Could you return every record below without changing a word?
>>>
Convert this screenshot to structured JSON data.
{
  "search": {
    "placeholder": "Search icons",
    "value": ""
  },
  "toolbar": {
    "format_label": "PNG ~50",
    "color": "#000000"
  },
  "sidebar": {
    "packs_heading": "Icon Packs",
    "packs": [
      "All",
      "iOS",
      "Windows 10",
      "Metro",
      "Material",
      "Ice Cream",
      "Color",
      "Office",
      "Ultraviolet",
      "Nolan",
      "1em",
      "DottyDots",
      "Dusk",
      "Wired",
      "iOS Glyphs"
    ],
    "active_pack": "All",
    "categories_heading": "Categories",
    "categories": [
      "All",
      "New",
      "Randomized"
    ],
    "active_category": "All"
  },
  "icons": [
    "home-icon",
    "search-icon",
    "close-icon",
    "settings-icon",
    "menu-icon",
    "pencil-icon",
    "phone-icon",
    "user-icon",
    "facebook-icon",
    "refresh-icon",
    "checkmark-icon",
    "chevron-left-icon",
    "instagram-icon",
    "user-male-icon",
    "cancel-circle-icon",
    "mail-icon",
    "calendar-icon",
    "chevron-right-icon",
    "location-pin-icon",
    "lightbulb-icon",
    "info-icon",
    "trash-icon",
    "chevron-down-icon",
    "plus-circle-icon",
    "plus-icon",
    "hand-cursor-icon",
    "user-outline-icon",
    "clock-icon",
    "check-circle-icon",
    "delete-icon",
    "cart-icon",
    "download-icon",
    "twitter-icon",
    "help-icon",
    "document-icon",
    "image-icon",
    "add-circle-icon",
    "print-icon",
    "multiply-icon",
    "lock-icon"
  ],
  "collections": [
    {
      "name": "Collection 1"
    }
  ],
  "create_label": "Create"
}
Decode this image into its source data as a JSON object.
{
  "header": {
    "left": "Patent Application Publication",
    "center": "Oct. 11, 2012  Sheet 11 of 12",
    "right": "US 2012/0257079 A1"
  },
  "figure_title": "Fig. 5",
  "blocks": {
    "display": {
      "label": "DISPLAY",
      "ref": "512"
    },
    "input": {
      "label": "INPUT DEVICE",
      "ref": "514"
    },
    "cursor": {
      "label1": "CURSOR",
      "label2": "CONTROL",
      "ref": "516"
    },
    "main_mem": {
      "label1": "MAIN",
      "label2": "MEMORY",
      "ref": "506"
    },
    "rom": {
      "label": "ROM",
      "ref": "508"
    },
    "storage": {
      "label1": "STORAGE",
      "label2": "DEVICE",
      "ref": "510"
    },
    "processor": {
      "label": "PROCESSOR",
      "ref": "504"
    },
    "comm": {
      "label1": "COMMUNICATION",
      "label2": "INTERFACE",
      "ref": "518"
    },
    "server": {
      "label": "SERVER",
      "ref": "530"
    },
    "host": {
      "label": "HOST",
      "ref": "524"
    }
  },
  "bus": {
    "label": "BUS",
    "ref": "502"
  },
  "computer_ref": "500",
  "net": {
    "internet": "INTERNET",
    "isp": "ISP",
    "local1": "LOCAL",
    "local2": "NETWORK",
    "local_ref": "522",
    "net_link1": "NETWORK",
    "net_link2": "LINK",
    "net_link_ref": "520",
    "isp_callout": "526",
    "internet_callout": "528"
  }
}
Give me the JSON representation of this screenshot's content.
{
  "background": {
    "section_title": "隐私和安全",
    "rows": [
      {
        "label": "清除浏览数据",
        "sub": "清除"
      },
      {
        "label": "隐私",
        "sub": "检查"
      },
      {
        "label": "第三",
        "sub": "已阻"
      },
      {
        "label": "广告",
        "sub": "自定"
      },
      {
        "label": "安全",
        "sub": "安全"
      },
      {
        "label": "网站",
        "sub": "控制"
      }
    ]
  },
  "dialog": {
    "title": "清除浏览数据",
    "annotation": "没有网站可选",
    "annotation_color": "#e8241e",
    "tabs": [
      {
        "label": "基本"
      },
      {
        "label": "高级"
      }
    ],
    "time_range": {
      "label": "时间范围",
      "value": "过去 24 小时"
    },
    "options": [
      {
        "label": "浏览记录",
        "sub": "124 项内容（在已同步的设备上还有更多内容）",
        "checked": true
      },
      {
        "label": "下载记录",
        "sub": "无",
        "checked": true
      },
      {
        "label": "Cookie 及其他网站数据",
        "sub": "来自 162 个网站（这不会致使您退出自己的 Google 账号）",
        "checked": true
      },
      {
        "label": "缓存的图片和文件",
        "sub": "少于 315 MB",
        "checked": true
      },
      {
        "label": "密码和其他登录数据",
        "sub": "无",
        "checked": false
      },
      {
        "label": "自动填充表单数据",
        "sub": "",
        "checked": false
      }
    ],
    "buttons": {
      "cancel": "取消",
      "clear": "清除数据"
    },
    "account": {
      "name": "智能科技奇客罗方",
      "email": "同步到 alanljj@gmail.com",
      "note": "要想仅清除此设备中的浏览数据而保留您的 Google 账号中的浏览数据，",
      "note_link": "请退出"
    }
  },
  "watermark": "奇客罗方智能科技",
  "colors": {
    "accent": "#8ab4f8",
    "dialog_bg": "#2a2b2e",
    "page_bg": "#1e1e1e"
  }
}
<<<
## Solution below:
Convert this screenshot to structured JSON data.
{
  "search": {
    "placeholder": "Search icons",
    "value": ""
  },
  "toolbar": {
    "format_label": "PNG ~50",
    "color": "#000000"
  },
  "sidebar": {
    "packs_heading": "Icon Packs",
    "packs": [
      "All",
      "iOS",
      "Windows 10",
      "Metro",
      "Material",
      "Ice Cream",
      "Color",
      "Office",
      "Ultraviolet",
      "Nolan",
      "1em",
      "DottyDots",
      "Dusk",
      "Wired",
      "iOS Glyphs"
    ],
    "active_pack": "All",
    "categories_heading": "Categories",
    "categories": [
      "All",
      "New",
      "Randomized"
    ],
    "active_category": "All"
  },
  "icons": [
    "home-icon",
    "search-icon",
    "close-icon",
    "settings-icon",
    "menu-icon",
    "pencil-icon",
    "phone-icon",
    "user-icon",
    "facebook-icon",
    "refresh-icon",
    "checkmark-icon",
    "chevron-left-icon",
    "instagram-icon",
    "user-male-icon",
    "cancel-circle-icon",
    "mail-icon",
    "calendar-icon",
    "chevron-right-icon",
    "location-pin-icon",
    "lightbulb-icon",
    "info-icon",
    "trash-icon",
    "chevron-down-icon",
    "plus-circle-icon",
    "plus-icon",
    "hand-cursor-icon",
    "user-outline-icon",
    "clock-icon",
    "check-circle-icon",
    "delete-icon",
    "cart-icon",
    "download-icon",
    "twitter-icon",
    "help-icon",
    "document-icon",
    "image-icon",
    "add-circle-icon",
    "print-icon",
    "multiply-icon",
    "lock-icon"
  ],
  "collections": [
    {
      "name": "Collection 1"
    }
  ],
  "create_label": "Create"
}
Decode this image into its source data as a JSON object.
{
  "header": {
    "left": "Patent Application Publication",
    "center": "Oct. 11, 2012  Sheet 11 of 12",
    "right": "US 2012/0257079 A1"
  },
  "figure_title": "Fig. 5",
  "blocks": {
    "display": {
      "label": "DISPLAY",
      "ref": "512"
    },
    "input": {
      "label": "INPUT DEVICE",
      "ref": "514"
    },
    "cursor": {
      "label1": "CURSOR",
      "label2": "CONTROL",
      "ref": "516"
    },
    "main_mem": {
      "label1": "MAIN",
      "label2": "MEMORY",
      "ref": "506"
    },
    "rom": {
      "label": "ROM",
      "ref": "508"
    },
    "storage": {
      "label1": "STORAGE",
      "label2": "DEVICE",
      "ref": "510"
    },
    "processor": {
      "label": "PROCESSOR",
      "ref": "504"
    },
    "comm": {
      "label1": "COMMUNICATION",
      "label2": "INTERFACE",
      "ref": "518"
    },
    "server": {
      "label": "SERVER",
      "ref": "530"
    },
    "host": {
      "label": "HOST",
      "ref": "524"
    }
  },
  "bus": {
    "label": "BUS",
    "ref": "502"
  },
  "computer_ref": "500",
  "net": {
    "internet": "INTERNET",
    "isp": "ISP",
    "local1": "LOCAL",
    "local2": "NETWORK",
    "local_ref": "522",
    "net_link1": "NETWORK",
    "net_link2": "LINK",
    "net_link_ref": "520",
    "isp_callout": "526",
    "internet_callout": "528"
  }
}
Give me the JSON representation of this screenshot's content.
{
  "background": {
    "section_title": "隐私和安全",
    "rows": [
      {
        "label": "清除浏览数据",
        "sub": "清除"
      },
      {
        "label": "隐私",
        "sub": "检查"
      },
      {
        "label": "第三",
        "sub": "已阻"
      },
      {
        "label": "广告",
        "sub": "自定"
      },
      {
        "label": "安全",
        "sub": "安全"
      },
      {
        "label": "网站",
        "sub": "控制"
      }
    ]
  },
  "dialog": {
    "title": "清除浏览数据",
    "annotation": "没有网站可选",
    "annotation_color": "#e8241e",
    "tabs": [
      {
        "label": "基本"
      },
      {
        "label": "高级"
      }
    ],
    "time_range": {
      "label": "时间范围",
      "value": "过去 24 小时"
    },
    "options": [
      {
        "label": "浏览记录",
        "sub": "124 项内容（在已同步的设备上还有更多内容）",
        "checked": true
      },
      {
        "label": "下载记录",
        "sub": "无",
        "checked": true
      },
      {
        "label": "Cookie 及其他网站数据",
        "sub": "来自 162 个网站（这不会致使您退出自己的 Google 账号）",
        "checked": true
      },
      {
        "label": "缓存的图片和文件",
        "sub": "少于 315 MB",
        "checked": true
      },
      {
        "label": "密码和其他登录数据",
        "sub": "无",
        "checked": false
      },
      {
        "label": "自动填充表单数据",
        "sub": "",
        "checked": false
      }
    ],
    "buttons": {
      "cancel": "取消",
      "clear": "清除数据"
    },
    "account": {
      "name": "智能科技奇客罗方",
      "email": "同步到 alanljj@gmail.com",
      "note": "要想仅清除此设备中的浏览数据而保留您的 Google 账号中的浏览数据，",
      "note_link": "请退出"
    }
  },
  "watermark": "奇客罗方智能科技",
  "colors": {
    "accent": "#8ab4f8",
    "dialog_bg": "#2a2b2e",
    "page_bg": "#1e1e1e"
  }
}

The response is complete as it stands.